This week was almost identical to last week, the only difference being that presentations were given. We had two days to work on our presentations and then we presented for the rest of the week. These presentations gave us an opportunity to practice our presentation skills and to work on public speaking. Both of these qualities are very important to work on, since we will be having to make many, many more presentations in our lives.
I believe this presentation was the longest presentation I have ever had to make before. Usually if I had to make a presentation in school, it was at most five minutes or so. This one, however was somewhere between ten and fifteen minutes. I am actually really glad we had to do these presentations. It really helped me get more comfortable with talking in front of the class. Although I would not necessarily say that it was fun, I would say that it was definitely helpful.

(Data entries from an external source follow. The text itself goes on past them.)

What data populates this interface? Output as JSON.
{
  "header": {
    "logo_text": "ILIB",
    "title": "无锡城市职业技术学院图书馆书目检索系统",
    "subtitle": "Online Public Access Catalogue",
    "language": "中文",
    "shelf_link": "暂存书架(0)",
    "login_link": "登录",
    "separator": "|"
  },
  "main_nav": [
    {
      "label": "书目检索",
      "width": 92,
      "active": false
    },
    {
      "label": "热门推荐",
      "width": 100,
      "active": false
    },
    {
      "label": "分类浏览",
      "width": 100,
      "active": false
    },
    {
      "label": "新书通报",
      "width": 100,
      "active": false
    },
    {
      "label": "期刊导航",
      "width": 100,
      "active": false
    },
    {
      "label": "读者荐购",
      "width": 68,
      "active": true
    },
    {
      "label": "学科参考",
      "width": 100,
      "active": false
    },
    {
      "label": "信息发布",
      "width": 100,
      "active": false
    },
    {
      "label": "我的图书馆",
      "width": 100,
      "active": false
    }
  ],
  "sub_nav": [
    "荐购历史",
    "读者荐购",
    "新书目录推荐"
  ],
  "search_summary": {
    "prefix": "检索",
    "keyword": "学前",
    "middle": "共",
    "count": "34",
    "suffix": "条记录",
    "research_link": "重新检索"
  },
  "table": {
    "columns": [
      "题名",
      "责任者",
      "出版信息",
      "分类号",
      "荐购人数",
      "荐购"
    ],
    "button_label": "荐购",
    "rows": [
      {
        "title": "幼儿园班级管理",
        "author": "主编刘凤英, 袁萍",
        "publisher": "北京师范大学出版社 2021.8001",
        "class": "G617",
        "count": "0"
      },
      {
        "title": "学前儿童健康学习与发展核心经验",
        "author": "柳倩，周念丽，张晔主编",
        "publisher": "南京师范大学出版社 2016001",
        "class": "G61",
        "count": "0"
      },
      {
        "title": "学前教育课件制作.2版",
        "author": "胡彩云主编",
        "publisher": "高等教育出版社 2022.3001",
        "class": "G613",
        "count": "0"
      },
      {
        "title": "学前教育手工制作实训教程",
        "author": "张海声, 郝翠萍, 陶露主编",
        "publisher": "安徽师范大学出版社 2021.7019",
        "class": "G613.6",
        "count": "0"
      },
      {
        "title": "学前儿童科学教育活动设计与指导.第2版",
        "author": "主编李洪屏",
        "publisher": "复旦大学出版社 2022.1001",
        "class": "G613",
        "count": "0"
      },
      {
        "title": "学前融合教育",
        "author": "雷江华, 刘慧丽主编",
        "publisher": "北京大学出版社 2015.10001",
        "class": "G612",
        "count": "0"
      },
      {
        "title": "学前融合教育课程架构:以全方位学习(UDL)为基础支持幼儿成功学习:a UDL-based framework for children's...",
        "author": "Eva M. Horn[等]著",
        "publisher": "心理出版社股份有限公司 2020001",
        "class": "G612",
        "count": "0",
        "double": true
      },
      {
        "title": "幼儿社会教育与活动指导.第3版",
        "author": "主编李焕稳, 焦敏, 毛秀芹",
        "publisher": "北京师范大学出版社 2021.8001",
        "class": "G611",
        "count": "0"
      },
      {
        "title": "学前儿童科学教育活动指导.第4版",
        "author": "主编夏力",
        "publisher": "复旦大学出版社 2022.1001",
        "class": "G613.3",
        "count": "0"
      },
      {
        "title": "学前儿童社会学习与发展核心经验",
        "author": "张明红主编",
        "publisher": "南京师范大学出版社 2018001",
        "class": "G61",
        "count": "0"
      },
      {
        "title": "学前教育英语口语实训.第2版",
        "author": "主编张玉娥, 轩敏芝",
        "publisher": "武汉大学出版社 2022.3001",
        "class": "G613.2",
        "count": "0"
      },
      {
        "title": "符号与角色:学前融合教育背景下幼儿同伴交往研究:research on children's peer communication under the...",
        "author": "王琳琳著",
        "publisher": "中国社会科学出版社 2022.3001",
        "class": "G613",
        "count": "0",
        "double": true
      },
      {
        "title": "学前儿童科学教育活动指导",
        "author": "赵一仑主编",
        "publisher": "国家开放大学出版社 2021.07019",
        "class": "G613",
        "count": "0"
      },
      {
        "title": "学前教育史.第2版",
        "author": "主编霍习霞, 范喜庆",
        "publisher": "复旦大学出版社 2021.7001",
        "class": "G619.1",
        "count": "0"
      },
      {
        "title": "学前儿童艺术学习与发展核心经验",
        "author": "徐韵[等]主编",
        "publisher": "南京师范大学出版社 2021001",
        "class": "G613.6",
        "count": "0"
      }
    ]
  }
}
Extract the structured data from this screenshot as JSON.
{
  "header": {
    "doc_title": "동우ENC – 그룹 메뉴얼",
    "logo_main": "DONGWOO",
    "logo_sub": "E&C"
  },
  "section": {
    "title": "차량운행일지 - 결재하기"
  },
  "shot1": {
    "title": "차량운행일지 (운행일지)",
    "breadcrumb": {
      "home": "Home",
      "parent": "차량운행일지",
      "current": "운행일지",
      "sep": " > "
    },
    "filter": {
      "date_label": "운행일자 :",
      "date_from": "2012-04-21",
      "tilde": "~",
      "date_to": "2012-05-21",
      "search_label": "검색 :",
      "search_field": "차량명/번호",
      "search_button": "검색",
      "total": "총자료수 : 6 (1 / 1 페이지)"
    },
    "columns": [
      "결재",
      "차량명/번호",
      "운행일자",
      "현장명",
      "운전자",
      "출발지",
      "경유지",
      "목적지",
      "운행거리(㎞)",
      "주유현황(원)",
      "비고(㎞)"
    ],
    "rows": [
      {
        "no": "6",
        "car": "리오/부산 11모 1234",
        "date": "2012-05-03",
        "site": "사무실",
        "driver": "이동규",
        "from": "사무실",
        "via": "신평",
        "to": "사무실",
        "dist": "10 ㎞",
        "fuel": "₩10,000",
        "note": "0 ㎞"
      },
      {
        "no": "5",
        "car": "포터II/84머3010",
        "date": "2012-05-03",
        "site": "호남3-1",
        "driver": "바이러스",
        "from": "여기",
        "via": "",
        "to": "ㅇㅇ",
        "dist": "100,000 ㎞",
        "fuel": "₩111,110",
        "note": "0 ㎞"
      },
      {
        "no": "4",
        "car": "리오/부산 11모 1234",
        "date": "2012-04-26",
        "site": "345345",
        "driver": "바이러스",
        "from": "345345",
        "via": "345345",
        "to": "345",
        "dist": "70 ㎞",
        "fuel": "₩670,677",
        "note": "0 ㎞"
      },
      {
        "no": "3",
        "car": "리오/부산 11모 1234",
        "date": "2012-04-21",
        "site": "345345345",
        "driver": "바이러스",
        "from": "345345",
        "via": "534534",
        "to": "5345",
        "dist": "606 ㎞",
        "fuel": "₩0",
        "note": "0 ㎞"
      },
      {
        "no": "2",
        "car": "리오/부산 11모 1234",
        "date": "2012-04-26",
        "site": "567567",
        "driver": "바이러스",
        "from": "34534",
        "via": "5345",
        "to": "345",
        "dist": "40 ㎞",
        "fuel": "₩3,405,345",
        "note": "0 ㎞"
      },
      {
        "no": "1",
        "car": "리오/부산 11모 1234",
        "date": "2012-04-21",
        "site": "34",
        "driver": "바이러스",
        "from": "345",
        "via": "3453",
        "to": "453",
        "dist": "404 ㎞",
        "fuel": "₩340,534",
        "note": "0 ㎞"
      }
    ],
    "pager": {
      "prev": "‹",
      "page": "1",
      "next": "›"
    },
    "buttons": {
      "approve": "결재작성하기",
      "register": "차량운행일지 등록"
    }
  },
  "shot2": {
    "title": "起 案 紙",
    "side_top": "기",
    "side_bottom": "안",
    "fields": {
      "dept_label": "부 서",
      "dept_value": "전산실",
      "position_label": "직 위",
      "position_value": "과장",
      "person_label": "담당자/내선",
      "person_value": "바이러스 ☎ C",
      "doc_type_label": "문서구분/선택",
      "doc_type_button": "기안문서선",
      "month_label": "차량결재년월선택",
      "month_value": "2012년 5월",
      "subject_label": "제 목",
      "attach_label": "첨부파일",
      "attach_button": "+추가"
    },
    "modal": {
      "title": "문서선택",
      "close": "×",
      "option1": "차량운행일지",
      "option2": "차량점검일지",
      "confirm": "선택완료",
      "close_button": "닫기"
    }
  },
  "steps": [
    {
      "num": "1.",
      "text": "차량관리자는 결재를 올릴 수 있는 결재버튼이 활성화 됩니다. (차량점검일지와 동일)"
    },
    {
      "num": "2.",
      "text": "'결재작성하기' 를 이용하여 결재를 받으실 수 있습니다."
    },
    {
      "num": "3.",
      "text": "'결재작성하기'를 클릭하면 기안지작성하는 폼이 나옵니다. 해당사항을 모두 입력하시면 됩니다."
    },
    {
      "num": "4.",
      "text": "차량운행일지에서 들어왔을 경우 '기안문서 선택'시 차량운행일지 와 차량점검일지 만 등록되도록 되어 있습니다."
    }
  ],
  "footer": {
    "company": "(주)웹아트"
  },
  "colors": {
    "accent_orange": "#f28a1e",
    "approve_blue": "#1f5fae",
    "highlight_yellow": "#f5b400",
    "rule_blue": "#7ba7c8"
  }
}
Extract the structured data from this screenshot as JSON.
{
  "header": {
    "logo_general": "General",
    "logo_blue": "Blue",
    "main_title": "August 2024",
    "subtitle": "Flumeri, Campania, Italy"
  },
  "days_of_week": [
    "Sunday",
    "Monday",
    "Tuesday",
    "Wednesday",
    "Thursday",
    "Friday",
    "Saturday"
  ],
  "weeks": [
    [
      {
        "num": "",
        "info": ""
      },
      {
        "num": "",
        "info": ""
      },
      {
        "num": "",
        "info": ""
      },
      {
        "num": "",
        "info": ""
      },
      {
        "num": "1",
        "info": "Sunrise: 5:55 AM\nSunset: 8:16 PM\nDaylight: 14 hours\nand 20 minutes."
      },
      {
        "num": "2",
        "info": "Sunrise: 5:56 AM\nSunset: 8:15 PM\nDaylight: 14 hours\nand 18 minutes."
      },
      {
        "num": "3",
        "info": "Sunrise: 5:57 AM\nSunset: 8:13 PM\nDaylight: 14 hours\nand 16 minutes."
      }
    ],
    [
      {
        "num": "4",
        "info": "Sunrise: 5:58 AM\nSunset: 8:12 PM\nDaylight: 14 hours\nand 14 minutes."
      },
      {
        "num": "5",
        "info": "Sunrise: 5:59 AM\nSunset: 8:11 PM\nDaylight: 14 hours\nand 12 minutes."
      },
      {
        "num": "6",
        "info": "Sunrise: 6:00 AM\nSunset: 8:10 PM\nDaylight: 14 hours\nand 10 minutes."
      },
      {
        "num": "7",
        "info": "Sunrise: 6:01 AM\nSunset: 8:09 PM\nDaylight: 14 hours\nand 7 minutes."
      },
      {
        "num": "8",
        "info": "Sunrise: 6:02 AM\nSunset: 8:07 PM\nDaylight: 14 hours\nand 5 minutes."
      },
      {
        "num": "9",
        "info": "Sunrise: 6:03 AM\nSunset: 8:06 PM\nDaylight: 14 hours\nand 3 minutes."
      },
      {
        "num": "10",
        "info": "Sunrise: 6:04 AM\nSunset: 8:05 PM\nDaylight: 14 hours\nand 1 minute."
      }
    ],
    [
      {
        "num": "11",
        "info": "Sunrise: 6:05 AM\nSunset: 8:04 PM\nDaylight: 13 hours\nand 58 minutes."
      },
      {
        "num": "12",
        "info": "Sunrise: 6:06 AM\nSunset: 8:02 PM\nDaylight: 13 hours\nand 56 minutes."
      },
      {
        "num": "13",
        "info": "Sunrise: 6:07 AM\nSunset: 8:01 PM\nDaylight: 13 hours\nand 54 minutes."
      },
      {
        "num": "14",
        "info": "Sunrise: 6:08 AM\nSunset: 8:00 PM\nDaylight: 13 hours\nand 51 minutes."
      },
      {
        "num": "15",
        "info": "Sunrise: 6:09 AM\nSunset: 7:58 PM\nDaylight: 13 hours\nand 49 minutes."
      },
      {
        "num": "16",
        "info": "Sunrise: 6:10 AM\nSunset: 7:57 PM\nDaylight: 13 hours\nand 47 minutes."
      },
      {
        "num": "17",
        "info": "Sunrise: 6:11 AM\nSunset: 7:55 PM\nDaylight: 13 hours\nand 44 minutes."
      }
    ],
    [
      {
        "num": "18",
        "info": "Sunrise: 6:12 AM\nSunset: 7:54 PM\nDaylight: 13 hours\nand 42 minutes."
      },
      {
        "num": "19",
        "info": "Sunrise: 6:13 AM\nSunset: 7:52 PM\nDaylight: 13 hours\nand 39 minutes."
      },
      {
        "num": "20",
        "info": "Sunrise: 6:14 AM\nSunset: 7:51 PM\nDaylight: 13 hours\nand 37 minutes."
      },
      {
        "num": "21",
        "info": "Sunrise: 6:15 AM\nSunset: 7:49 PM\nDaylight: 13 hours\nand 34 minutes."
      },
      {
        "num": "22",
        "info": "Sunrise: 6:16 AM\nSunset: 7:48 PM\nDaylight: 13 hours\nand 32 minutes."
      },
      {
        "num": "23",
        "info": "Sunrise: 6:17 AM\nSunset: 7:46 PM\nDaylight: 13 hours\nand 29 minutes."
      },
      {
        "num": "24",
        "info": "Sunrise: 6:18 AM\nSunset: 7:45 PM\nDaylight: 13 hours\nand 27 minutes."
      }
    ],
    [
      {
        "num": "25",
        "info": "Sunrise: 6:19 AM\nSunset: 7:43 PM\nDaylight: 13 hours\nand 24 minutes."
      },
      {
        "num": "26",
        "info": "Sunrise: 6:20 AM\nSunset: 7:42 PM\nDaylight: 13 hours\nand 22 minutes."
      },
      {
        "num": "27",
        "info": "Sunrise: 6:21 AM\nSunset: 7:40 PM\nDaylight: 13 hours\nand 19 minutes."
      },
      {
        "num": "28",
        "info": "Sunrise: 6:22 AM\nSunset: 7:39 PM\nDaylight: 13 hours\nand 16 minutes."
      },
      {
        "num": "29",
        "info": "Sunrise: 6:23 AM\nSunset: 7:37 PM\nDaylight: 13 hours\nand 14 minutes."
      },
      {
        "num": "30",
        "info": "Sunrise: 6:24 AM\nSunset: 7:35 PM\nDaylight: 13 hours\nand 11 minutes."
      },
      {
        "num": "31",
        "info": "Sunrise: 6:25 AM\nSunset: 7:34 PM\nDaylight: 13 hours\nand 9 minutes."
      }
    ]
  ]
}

These presentations not only helps us work on presentation skills, but they also helped us learn how to be better communicators. We had a couple big questions that we had to make our presentations about, and our goal as the presenter, was to guide the audience trough some information that lead to the resolution of our big questions. We were supposed to be really subtle about everything and weave our ideas together to make the presentation even better, but that was a little challenging. I at least learned how to weave things together little bit more than what I did in previous presentations. Like I said before, this presentation project was actually really helpful.
During this week, we continued to work on our "What is Literature?" presentations. Many groups in the class have started to work on their actual presentation. My group is one of those who have started their presentation. We are still working on it, since we only started it a few days ago. While we work on the presentation, we are trying to put it together in a smooth manner that transitions well into each thing we talk about.
It is important to have smooth transitions link things together so that the presentation is easy to follow and is not choppy. This will help the audience to be more interested in what is being said, and they will be less likely to be confused.
It is equally important for the presenter to actually talk about the topic, and not to read from the presentation. When the speaker only reads about their topic from the presentation, they are not really showing their knowledge about the subject, they are merely showing the audience the information they have found. Reading what is on the slide is the same as just showing the presentation to the audience and not even saying anything about it.
Smooth transitions, and not reading the slides are both very important in order to really grab the audience's attention. Without those two crucial parts of the presentation, the audience will not be as interested and they will not get as much out of the presentation as they would with smooth transitions and if the presenter did not just read the presentation to them.
This week we spent a lot of time working on our "what is literature" projects. My group chose to present our presentation on theme and point of view. To help us be more productive, our teacher told us an effective process of completing the project.
Originally we did not get very much instruction on what we were supposed to do. That was done purposefully so that we could learn how to figure things out on our own. We were still given help if we needed it though, so that we could still work in a productive manner and not just sit there stuck and clueless on what to do.
By not giving much instruction, we were able to gain problem solving skills and figure out how to do things on our own. That is an important skill to have in life. There are always going to be problems that we will have to solve without guidance.
We were told that in college there might be some professors that will not tell us exactly what to do, and we will have to figure out what to do ourselves. In that case, it is important to learn how to problem solve earlier in life, so that later, when those skills are needed, they are developed and ready to go. To be good at problem solving would make life a lot easier. That is why our teacher chose to present the project to us the way he did. He did not give a whole lot of instructions, but rather gave us more of a push in the right direction at first.
During this week, for some reason it really felt like we learned nothing in AP Lit. However, that is not true. We went over the poem, Bright Star, by John Keats several times over the course of the week, and discussed a couple different things with the class.
The first thing we talked about was how talking directly to an object when describing one's self to that object could be more effective. It was decided that it was a more effective way to compare someone to something because if the speaker was to just compare them self to an object, giving the object no personality, then the comparison would be a little more shallow. Where as if the speaker talked to the object, giving it a personality, the comparison would be less shallow.
The other thing we talked about as a class, was who we identified with most in the poem. We could choose either the star, the speaker, or the speaker's love. The star was an option because the speaker gave it a personality. When they were comparing them self to the star, they talked directly to it. That is why we were able to identify with the star if we wanted to. I personally felt like I identified with the star the most because I tend to be more of an observer, and I usually see the good in everything. That is what the star was like. We know this because when the speaker was talking to the star, they were saying how the star just watched the earth and its beauty.
So in conclusion, the major thing we learned this week was how to effectively compare one's self to an object.